Ponceau stain can increase background fluorescence. Since our end goal is a beautiful fluorescent Western blot, avoid any reagents because using them could increase background fluorescence.
Tip 6: Ensure the primary antibodies are optimized
Before transitioning to a multiplex fluorescent protocol, evaluate how your current Western results look. Which proteins do you intend to multiplex together? Are the current antibodies you are using for the different proteins resulting in clean, sharp bands with low background? If not, optimizing the primary antibodies is necessary.
Direct antibody labelling allows the use of antibodies from the same species or of the same isotype and reduces the potential for cross reactivity. Read more: Antibody Labeling in the Lab
Tip 7: Use the right wash buffer

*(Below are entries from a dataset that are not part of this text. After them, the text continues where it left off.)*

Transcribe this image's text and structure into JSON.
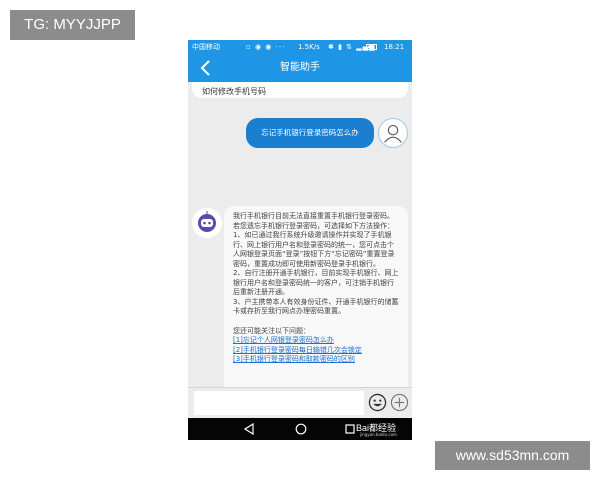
{
  "watermarks": {
    "top_left": "TG: MYYJJPP",
    "bottom_right": "www.sd53mn.com"
  },
  "status_bar": {
    "carrier": "中国移动",
    "speed": "1.5K/s",
    "time": "18:21",
    "battery_level": 0.6
  },
  "header": {
    "title": "智能助手",
    "back_icon": "chevron-left-icon",
    "color": "#1e96e5"
  },
  "chat": {
    "prev_bot_message": "如何修改手机号码",
    "user_message": "忘记手机银行登录密码怎么办",
    "bot_reply": {
      "paragraphs": [
        "我行手机银行目前无法直接重置手机银行登录密码。若您遗忘手机银行登录密码，可选择如下方法操作：",
        "1、如已通过我行系统升级邀请操作并实现了手机银行、网上银行用户名和登录密码的统一，您可点击个人网银登录页面“登录”按钮下方“忘记密码”重置登录密码，重置成功即可使用新密码登录手机银行。",
        "2、自行注册开通手机银行，目前实现手机银行、网上银行用户名和登录密码统一的客户，可注销手机银行后重新注册开通。",
        "3、户主携带本人有效身份证件、开通手机银行的储蓄卡或存折至我行网点办理密码重置。"
      ],
      "related_title": "您还可能关注以下问题：",
      "related_links": [
        "[1]忘记个人网银登录密码怎么办",
        "[2]手机银行登录密码每日输错几次会锁定",
        "[3]手机银行登录密码和取款密码的区别"
      ]
    },
    "user_bubble_color": "#1a7fd0",
    "link_color": "#1a6fd0"
  },
  "input": {
    "value": "",
    "placeholder": "",
    "emoji_icon": "smiley-icon",
    "plus_icon": "plus-icon"
  },
  "bottom_nav": {
    "icons": [
      "back-triangle-icon",
      "home-circle-icon",
      "recent-square-icon"
    ],
    "baidu_logo": "Bai都经验",
    "baidu_url": "jingyan.baidu.com"
  }
}
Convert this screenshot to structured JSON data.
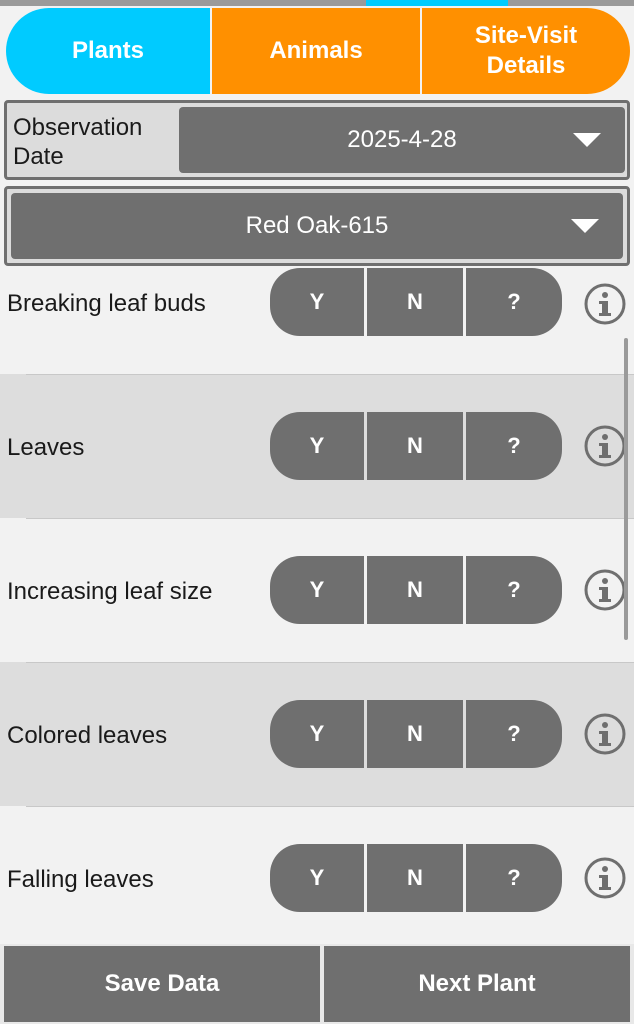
{
  "colors": {
    "plants_tab": "#00cbff",
    "other_tabs": "#ff9000",
    "button_gray": "#6f6f6f",
    "row_light": "#f2f2f2",
    "row_dark": "#dddddd"
  },
  "tabs": [
    {
      "label": "Plants",
      "selected": true
    },
    {
      "label": "Animals",
      "selected": false
    },
    {
      "label": "Site-Visit\nDetails",
      "selected": false
    }
  ],
  "observation": {
    "label": "Observation\nDate",
    "date_value": "2025-4-28"
  },
  "plant_select": {
    "value": "Red Oak-615"
  },
  "phenophases": [
    {
      "label": "Breaking leaf buds",
      "yes": "Y",
      "no": "N",
      "unsure": "?",
      "info_icon": "info-circle-icon"
    },
    {
      "label": "Leaves",
      "yes": "Y",
      "no": "N",
      "unsure": "?",
      "info_icon": "info-circle-icon"
    },
    {
      "label": "Increasing leaf size",
      "yes": "Y",
      "no": "N",
      "unsure": "?",
      "info_icon": "info-circle-icon"
    },
    {
      "label": "Colored leaves",
      "yes": "Y",
      "no": "N",
      "unsure": "?",
      "info_icon": "info-circle-icon"
    },
    {
      "label": "Falling leaves",
      "yes": "Y",
      "no": "N",
      "unsure": "?",
      "info_icon": "info-circle-icon"
    }
  ],
  "footer": {
    "save_label": "Save Data",
    "next_label": "Next Plant"
  }
}
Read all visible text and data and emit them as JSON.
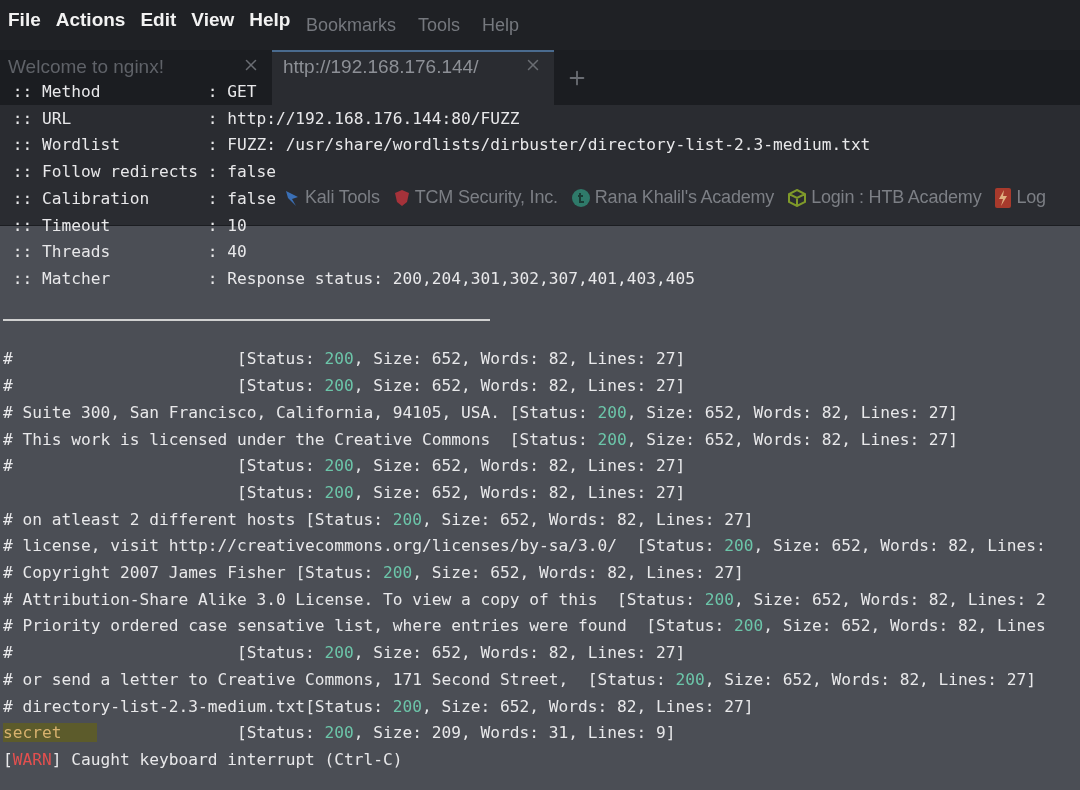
{
  "browser": {
    "menu": [
      "Bookmarks",
      "Tools",
      "Help"
    ],
    "tabs": [
      {
        "title": "Welcome to nginx!",
        "selected": false
      },
      {
        "title": "http://192.168.176.144/",
        "selected": true
      }
    ],
    "bookmarks": [
      {
        "kind": "kali",
        "label": "Kali Tools"
      },
      {
        "kind": "tcm",
        "label": "TCM Security, Inc."
      },
      {
        "kind": "rana",
        "label": "Rana Khalil's Academy"
      },
      {
        "kind": "htb",
        "label": "Login : HTB Academy"
      },
      {
        "kind": "bolt",
        "label": "Log"
      }
    ]
  },
  "terminal": {
    "menu": [
      "File",
      "Actions",
      "Edit",
      "View",
      "Help"
    ],
    "settings": [
      " :: Method           : GET",
      " :: URL              : http://192.168.176.144:80/FUZZ",
      " :: Wordlist         : FUZZ: /usr/share/wordlists/dirbuster/directory-list-2.3-medium.txt",
      " :: Follow redirects : false",
      " :: Calibration      : false",
      " :: Timeout          : 10",
      " :: Threads          : 40",
      " :: Matcher          : Response status: 200,204,301,302,307,401,403,405"
    ],
    "results": [
      {
        "word": "#",
        "status_label": "[Status: ",
        "code": "200",
        "details": ", Size: 652, Words: 82, Lines: 27]"
      },
      {
        "word": "#",
        "status_label": "[Status: ",
        "code": "200",
        "details": ", Size: 652, Words: 82, Lines: 27]"
      },
      {
        "word": "# Suite 300, San Francisco, California, 94105, USA. ",
        "status_label": "[Status: ",
        "code": "200",
        "details": ", Size: 652, Words: 82, Lines: 27]"
      },
      {
        "word": "# This work is licensed under the Creative Commons  ",
        "status_label": "[Status: ",
        "code": "200",
        "details": ", Size: 652, Words: 82, Lines: 27]"
      },
      {
        "word": "#",
        "status_label": "[Status: ",
        "code": "200",
        "details": ", Size: 652, Words: 82, Lines: 27]"
      },
      {
        "status_label": "[Status: ",
        "code": "200",
        "details": ", Size: 652, Words: 82, Lines: 27]"
      },
      {
        "word": "# on atleast 2 different hosts ",
        "status_label": "[Status: ",
        "code": "200",
        "details": ", Size: 652, Words: 82, Lines: 27]"
      },
      {
        "word": "# license, visit http://creativecommons.org/licenses/by-sa/3.0/  ",
        "status_label": "[Status: ",
        "code": "200",
        "details": ", Size: 652, Words: 82, Lines:"
      },
      {
        "word": "# Copyright 2007 James Fisher ",
        "status_label": "[Status: ",
        "code": "200",
        "details": ", Size: 652, Words: 82, Lines: 27]"
      },
      {
        "word": "# Attribution-Share Alike 3.0 License. To view a copy of this  ",
        "status_label": "[Status: ",
        "code": "200",
        "details": ", Size: 652, Words: 82, Lines: 2"
      },
      {
        "word": "# Priority ordered case sensative list, where entries were found  ",
        "status_label": "[Status: ",
        "code": "200",
        "details": ", Size: 652, Words: 82, Lines"
      },
      {
        "word": "#",
        "status_label": "[Status: ",
        "code": "200",
        "details": ", Size: 652, Words: 82, Lines: 27]"
      },
      {
        "word": "# or send a letter to Creative Commons, 171 Second Street,  ",
        "status_label": "[Status: ",
        "code": "200",
        "details": ", Size: 652, Words: 82, Lines: 27]"
      },
      {
        "word": "# directory-list-2.3-medium.txt",
        "status_label": "[Status: ",
        "code": "200",
        "details": ", Size: 652, Words: 82, Lines: 27]"
      },
      {
        "word": "secret",
        "highlighted": true,
        "status_label": "[Status: ",
        "code": "200",
        "details": ", Size: 209, Words: 31, Lines: 9]"
      }
    ],
    "warning": {
      "open": "[",
      "tag": "WARN",
      "message": "] Caught keyboard interrupt (Ctrl-C)"
    }
  }
}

The differences in image quality caused by wash buffer choice alone can be dramatic. Using a buffer that is specific for fluorescent Westerns is ideal here. Azure has created a fluorescent wash buffer that’s perfectly optimized for use with fluorescent secondary antibodies. To see the difference a fluorescent wash buffer can make, prepare two blots in parallel each washed with a different type of buffer. We show this in the comparison images below.
If you don’t have this premade buffer readily available, using TBST with 0.1% Tween20 is an acceptable substitute.
Tip 8: Optimize your proteins for fluorescent detection
Typically, proteins that require less than 3 minute exposures with film can be detected reasonably well with fluorescence. If you are currently using a strong ECL substrate with greater than 5 minute exposures to detect the protein of interest, you will likely need to optimize your protein fluorescence detection to get optimal results.
Optimizing your proteins is easy to do with fluorescent Western blotting kits, such as this one from Azure. This full kit has everything you need to perform ten two-color fluorescent Western blots.
Tip 9: Protect from light
Once the fluorescent secondary antibodies have been added to the membrane, protecting the membrane from light is crucial. During washes and imaging, keep exposure to light to an absolute minimum to ensure the strongest fluorescent signal.
Shop AzureSpectra secondary antibodies, labeled with fluorophores that emit light in visible and near-infrared wavelengths. AzureSpectra 490, 550, 650, 700 and 800 secondary antibodies offer unparalleled sensitivity and performance for immunoblotting applications when used in conjunction with Azure Imaging Systems. Due to low background autofluorescence in the near-infrared region, AzureSpectra 700 and 800 secondary antibodies can produce higher signal-to-noise ratios.
Tip 10: Choose the right fluorescent channel
A good rule is to detect the most abundant proteins with the IR700 channel and the less abundant proteins with the IR800 channel. If both proteins being evaluated require less than a 1-minute exposure on film, either channel may be used to detect either protein.
The Azure 600 is an imager that offers laser technology with two IR detection channels, enabling you to image more than one protein in an assay. It provides accurate and fast chemiluminescent detection, as well as the sensitivity, dynamic range, and linearity needed for quantitative blot analysis.
Use an imager with multiplex capabilities
Fluorescent Western blots are visualized using an imager, like the Azure Sapphire FL. Using an imager with multiple channels bypasses the need to strip and re-probe membranes. Newer imaging systems have sophisticated detectors with the ability to exhibit a broader dynamic range than film and therefore avoid signal saturation issues.
The Sapphire FL can detect up to four proteins on the same blot and overlapping bands can be quantified. This saves you money, reagents, and reduces your total imaging time.
By following these best practices and keeping these ten fluorescent multiplex tips in mind, we hope you’ll find that converting your existing chemiluminescent Western blot protocol into a multiplex fluorescent Western blot protocol can be both simple and successful. If you encounter any difficulties or have questions, please reach out to our team for further assistance. Azure is committed to supporting your research and ensuring a seamless transition to multiplex fluorescence in your Western blotting experiments.